Each line holding the word "root" must appear in the answer, copied from the entries.

[Material provided]

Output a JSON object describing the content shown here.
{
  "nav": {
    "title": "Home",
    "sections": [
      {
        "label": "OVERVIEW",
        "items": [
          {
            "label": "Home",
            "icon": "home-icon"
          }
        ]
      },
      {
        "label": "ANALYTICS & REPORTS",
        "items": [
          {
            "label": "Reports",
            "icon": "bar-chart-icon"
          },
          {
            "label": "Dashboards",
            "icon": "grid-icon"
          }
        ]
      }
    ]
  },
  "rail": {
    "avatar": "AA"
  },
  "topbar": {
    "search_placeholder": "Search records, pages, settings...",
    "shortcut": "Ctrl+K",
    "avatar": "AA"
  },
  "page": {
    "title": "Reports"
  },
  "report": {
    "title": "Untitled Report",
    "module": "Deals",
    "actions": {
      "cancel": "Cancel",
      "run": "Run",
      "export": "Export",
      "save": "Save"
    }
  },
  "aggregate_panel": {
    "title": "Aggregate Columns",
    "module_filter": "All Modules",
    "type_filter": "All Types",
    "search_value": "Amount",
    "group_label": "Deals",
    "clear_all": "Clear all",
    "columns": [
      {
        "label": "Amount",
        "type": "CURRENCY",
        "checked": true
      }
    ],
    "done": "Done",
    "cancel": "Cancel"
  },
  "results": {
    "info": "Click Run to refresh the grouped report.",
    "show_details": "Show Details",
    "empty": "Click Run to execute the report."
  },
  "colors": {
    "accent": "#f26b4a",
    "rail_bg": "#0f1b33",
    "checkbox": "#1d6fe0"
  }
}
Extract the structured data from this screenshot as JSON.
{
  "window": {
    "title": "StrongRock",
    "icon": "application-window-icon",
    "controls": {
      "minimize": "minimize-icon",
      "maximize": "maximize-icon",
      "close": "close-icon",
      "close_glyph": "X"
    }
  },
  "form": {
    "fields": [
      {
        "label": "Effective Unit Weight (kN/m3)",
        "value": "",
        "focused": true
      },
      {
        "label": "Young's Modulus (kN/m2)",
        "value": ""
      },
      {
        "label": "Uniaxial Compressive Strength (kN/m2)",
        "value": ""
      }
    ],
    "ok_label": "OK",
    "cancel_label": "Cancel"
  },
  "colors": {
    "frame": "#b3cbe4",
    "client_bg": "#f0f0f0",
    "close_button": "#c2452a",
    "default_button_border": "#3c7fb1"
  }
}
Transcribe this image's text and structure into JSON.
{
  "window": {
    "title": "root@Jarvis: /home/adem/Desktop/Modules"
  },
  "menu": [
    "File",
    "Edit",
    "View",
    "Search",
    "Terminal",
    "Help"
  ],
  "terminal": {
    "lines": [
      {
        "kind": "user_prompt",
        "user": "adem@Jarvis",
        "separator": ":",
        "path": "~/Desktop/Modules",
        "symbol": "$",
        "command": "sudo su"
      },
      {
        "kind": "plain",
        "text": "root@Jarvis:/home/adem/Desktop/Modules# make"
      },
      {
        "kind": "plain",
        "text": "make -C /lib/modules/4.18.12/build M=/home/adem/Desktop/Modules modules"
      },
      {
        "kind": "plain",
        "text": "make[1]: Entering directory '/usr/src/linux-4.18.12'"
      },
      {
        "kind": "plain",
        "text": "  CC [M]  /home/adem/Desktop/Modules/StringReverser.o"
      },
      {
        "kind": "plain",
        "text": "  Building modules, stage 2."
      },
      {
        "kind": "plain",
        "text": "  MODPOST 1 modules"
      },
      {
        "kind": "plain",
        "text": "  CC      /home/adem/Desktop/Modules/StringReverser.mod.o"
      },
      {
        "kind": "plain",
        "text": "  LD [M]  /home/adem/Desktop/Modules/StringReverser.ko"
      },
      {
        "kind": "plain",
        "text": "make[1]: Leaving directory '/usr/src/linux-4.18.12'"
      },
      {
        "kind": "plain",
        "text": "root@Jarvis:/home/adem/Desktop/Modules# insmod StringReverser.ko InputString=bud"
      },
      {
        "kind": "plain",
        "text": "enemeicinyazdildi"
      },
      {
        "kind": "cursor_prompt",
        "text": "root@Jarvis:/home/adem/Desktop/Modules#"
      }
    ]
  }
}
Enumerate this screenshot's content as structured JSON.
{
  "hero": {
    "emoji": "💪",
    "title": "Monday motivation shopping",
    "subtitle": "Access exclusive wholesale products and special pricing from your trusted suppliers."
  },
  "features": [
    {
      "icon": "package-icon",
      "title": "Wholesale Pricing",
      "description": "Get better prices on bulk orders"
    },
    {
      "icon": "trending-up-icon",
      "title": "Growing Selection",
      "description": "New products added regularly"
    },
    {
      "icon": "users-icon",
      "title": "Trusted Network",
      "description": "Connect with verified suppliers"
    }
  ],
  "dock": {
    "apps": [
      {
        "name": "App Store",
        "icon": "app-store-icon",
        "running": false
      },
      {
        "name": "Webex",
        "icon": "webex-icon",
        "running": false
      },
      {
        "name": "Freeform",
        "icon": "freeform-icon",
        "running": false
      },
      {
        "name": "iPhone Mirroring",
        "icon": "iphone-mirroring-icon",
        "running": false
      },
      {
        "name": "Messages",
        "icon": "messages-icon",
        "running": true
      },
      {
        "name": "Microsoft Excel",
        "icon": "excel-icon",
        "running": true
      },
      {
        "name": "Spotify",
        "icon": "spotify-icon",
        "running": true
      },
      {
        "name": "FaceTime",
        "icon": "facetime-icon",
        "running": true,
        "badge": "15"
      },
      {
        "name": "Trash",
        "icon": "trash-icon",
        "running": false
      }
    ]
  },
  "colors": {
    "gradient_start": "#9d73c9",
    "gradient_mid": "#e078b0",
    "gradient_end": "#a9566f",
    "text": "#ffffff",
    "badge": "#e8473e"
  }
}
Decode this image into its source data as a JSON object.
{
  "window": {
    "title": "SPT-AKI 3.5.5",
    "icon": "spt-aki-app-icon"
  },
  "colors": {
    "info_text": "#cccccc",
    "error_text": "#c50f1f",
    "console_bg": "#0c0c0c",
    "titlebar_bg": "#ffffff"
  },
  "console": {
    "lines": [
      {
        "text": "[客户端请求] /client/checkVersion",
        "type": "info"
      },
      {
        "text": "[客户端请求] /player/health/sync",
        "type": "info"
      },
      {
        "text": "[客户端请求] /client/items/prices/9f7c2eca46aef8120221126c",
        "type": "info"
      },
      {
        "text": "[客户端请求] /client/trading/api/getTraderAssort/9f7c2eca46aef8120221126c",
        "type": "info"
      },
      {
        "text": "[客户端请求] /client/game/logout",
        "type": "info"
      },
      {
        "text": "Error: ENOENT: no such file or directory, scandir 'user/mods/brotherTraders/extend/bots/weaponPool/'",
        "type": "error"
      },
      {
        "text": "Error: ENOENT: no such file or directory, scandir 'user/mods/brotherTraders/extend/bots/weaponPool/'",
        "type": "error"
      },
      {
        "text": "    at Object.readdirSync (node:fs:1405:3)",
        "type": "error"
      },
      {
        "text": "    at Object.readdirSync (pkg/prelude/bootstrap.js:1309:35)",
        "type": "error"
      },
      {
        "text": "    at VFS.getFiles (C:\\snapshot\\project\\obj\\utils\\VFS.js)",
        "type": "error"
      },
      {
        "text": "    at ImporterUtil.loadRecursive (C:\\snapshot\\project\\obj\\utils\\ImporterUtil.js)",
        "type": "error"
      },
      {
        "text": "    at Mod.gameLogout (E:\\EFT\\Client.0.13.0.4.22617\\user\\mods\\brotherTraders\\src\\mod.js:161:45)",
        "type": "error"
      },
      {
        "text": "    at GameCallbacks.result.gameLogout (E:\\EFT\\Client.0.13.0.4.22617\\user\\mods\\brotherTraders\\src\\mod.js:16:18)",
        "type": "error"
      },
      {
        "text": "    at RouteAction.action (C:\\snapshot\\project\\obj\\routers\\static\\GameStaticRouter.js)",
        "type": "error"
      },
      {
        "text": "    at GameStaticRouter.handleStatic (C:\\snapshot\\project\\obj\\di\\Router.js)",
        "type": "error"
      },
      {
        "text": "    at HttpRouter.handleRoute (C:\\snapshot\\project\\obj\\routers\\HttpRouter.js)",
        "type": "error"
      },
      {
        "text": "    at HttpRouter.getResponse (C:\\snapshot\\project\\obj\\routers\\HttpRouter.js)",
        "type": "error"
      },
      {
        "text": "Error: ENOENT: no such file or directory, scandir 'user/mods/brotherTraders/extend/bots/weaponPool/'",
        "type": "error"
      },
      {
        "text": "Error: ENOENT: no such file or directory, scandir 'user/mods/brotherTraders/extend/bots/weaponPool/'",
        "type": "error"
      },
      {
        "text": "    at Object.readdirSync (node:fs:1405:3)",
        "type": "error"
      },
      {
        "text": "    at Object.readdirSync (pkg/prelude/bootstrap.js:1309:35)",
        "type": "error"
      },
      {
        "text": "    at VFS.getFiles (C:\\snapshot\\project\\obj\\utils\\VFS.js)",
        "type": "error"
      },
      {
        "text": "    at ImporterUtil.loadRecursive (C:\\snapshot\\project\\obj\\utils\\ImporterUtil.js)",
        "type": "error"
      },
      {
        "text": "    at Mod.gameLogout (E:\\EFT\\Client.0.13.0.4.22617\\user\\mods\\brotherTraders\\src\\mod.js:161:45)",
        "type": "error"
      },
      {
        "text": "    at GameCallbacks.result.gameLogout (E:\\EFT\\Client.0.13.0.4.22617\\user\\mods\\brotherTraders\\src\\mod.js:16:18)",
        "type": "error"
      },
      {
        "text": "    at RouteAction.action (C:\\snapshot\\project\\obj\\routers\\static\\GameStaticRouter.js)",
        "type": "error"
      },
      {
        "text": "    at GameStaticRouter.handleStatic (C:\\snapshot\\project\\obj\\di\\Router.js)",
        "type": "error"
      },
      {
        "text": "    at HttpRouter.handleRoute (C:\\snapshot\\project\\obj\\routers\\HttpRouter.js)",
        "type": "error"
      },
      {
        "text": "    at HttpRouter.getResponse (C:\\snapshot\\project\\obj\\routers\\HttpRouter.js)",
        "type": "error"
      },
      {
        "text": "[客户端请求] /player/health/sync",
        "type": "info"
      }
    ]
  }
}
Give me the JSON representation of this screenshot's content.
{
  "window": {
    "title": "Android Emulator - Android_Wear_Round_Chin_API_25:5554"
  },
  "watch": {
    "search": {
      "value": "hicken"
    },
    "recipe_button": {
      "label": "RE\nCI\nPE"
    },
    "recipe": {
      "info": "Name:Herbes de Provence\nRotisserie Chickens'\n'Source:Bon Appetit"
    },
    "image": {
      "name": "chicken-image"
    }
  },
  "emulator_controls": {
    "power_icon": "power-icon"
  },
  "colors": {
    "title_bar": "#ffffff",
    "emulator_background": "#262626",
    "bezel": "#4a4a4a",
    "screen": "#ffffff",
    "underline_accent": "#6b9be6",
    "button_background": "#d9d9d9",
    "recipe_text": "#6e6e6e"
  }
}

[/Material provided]

_Result of the task_
    "title": "root@Jarvis: /home/adem/Desktop/Modules"
        "text": "root@Jarvis:/home/adem/Desktop/Modules# make"
        "text": "root@Jarvis:/home/adem/Desktop/Modules# insmod StringReverser.ko InputString=bud"
        "text": "root@Jarvis:/home/adem/Desktop/Modules#"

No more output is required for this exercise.